[Website and app data records]
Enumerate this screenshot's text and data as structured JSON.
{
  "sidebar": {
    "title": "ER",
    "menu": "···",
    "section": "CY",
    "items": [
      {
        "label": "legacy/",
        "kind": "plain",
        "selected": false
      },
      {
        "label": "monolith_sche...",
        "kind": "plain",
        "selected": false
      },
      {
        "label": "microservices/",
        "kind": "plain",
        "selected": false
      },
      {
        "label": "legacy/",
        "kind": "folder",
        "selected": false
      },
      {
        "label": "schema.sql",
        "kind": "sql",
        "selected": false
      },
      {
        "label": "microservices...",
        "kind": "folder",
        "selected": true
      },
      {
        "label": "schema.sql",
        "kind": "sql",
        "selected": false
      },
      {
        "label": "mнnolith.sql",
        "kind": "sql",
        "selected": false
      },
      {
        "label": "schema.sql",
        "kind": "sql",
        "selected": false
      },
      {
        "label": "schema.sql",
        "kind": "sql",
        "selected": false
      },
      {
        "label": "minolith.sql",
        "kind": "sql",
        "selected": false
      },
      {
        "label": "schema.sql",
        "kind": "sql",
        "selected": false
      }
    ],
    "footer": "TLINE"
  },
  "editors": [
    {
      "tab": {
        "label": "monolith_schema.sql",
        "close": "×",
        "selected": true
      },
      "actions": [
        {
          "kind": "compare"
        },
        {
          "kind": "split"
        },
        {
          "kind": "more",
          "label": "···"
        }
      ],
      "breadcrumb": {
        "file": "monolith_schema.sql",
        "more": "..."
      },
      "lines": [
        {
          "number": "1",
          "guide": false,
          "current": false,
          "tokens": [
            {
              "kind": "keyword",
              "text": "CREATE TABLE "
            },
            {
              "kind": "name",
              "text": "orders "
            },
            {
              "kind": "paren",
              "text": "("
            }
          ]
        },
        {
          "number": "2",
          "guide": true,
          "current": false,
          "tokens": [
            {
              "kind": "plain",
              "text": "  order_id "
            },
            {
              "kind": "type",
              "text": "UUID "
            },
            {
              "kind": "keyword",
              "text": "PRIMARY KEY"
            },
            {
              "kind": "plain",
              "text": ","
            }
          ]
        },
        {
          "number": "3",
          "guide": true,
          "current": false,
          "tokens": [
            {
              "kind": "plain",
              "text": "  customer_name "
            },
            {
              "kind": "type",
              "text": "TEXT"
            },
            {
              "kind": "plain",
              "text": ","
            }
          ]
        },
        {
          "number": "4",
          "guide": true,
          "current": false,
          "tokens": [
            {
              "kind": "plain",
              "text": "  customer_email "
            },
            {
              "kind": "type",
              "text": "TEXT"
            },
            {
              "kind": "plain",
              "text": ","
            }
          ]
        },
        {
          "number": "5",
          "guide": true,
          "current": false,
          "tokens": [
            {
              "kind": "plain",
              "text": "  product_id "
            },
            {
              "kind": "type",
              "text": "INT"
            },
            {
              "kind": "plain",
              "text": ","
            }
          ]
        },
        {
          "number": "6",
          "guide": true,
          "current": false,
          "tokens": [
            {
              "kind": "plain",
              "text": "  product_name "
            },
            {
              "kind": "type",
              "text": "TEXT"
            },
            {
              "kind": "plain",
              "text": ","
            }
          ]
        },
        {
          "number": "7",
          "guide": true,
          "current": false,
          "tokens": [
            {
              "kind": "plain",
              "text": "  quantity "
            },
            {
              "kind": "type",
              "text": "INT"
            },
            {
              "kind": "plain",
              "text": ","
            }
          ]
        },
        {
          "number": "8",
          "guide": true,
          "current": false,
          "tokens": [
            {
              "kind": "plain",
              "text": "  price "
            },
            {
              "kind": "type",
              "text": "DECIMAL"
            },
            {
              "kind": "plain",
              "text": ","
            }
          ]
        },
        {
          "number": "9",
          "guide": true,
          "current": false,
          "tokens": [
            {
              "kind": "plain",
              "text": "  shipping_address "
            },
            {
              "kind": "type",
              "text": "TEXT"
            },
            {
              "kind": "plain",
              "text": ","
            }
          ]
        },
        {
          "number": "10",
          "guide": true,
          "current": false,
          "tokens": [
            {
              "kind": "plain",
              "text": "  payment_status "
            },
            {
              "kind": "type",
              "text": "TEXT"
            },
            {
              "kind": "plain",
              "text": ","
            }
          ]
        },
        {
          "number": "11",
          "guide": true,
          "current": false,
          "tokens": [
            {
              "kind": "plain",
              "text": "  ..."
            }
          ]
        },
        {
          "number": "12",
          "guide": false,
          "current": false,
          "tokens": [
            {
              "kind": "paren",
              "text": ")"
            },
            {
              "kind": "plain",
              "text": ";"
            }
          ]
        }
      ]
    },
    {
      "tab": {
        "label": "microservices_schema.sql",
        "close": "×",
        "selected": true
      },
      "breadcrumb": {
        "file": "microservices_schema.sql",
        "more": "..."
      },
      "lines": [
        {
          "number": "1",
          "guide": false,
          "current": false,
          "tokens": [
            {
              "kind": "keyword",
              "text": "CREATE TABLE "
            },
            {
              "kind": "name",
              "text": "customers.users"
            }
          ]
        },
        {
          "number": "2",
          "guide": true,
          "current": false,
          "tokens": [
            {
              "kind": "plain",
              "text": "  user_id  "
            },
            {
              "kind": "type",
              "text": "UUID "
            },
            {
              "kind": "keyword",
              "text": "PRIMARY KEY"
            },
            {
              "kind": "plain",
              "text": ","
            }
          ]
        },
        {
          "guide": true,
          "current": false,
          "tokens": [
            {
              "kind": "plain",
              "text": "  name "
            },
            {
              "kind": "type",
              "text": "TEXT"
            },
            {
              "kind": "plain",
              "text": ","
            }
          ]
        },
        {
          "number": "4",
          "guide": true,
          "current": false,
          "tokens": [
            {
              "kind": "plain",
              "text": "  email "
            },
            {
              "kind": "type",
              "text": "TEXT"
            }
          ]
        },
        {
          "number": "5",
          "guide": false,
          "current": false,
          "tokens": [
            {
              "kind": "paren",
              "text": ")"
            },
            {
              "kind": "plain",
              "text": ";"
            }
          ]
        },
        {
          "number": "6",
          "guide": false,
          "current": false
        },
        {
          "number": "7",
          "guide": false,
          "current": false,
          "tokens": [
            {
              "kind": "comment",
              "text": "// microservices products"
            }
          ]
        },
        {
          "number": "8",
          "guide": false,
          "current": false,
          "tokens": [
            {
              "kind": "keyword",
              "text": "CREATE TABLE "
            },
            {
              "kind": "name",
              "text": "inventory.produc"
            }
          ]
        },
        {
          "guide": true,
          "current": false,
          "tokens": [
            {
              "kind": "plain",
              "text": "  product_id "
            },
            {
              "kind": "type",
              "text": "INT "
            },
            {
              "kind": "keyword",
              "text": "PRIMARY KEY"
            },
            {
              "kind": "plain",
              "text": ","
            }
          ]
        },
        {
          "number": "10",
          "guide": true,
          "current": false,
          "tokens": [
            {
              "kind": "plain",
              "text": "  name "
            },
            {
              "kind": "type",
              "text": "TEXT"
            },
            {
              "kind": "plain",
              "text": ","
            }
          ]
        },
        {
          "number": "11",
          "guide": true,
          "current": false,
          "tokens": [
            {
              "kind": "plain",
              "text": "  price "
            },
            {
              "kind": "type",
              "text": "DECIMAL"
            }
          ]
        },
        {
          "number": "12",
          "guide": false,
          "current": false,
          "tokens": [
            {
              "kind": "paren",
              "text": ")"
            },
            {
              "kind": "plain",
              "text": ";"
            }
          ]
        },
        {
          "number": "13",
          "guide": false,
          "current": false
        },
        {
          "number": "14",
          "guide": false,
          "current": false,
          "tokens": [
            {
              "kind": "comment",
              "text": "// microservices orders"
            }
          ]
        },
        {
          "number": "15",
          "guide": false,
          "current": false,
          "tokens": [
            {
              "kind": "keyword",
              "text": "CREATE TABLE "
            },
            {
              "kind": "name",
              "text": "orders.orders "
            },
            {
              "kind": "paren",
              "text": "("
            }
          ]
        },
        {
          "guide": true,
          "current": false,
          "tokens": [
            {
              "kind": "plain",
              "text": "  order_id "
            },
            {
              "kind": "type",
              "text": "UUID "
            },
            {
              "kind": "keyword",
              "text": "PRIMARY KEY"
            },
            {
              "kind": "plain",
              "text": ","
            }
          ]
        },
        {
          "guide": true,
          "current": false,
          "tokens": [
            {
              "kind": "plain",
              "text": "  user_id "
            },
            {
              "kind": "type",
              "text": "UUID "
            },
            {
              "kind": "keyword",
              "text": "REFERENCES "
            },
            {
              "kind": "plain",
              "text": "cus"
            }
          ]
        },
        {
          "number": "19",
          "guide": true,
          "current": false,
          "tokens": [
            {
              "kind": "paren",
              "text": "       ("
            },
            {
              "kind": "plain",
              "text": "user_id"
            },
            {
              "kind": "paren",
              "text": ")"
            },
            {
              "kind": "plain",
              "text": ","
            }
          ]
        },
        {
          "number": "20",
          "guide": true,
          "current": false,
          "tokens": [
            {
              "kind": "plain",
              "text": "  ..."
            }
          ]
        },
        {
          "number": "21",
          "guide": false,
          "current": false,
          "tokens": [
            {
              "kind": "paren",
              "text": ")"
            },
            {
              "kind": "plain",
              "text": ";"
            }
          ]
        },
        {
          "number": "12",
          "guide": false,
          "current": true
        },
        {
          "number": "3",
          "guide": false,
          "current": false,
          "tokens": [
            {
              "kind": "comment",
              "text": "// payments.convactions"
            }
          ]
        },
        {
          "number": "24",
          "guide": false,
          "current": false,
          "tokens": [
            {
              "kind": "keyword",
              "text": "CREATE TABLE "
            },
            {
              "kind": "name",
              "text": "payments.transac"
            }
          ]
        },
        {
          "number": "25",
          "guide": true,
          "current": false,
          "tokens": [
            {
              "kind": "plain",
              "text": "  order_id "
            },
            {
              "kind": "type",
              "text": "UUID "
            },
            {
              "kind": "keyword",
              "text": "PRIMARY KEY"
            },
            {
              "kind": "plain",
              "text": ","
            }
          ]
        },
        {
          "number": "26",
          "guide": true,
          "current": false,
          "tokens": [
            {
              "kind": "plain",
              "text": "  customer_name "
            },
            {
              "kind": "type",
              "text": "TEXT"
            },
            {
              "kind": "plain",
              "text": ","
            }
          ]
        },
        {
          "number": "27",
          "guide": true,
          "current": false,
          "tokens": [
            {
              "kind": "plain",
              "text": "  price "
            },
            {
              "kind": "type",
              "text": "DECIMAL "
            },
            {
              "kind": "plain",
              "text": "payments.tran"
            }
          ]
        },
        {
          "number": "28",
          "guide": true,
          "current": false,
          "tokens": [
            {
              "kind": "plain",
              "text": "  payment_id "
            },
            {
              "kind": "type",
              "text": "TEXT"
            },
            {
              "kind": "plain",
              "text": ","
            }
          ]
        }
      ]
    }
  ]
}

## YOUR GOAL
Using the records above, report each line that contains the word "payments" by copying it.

## EXERCISE RESPONSE
              "text": "// payments.convactions"
              "text": "payments.transac"
              "text": "payments.tran"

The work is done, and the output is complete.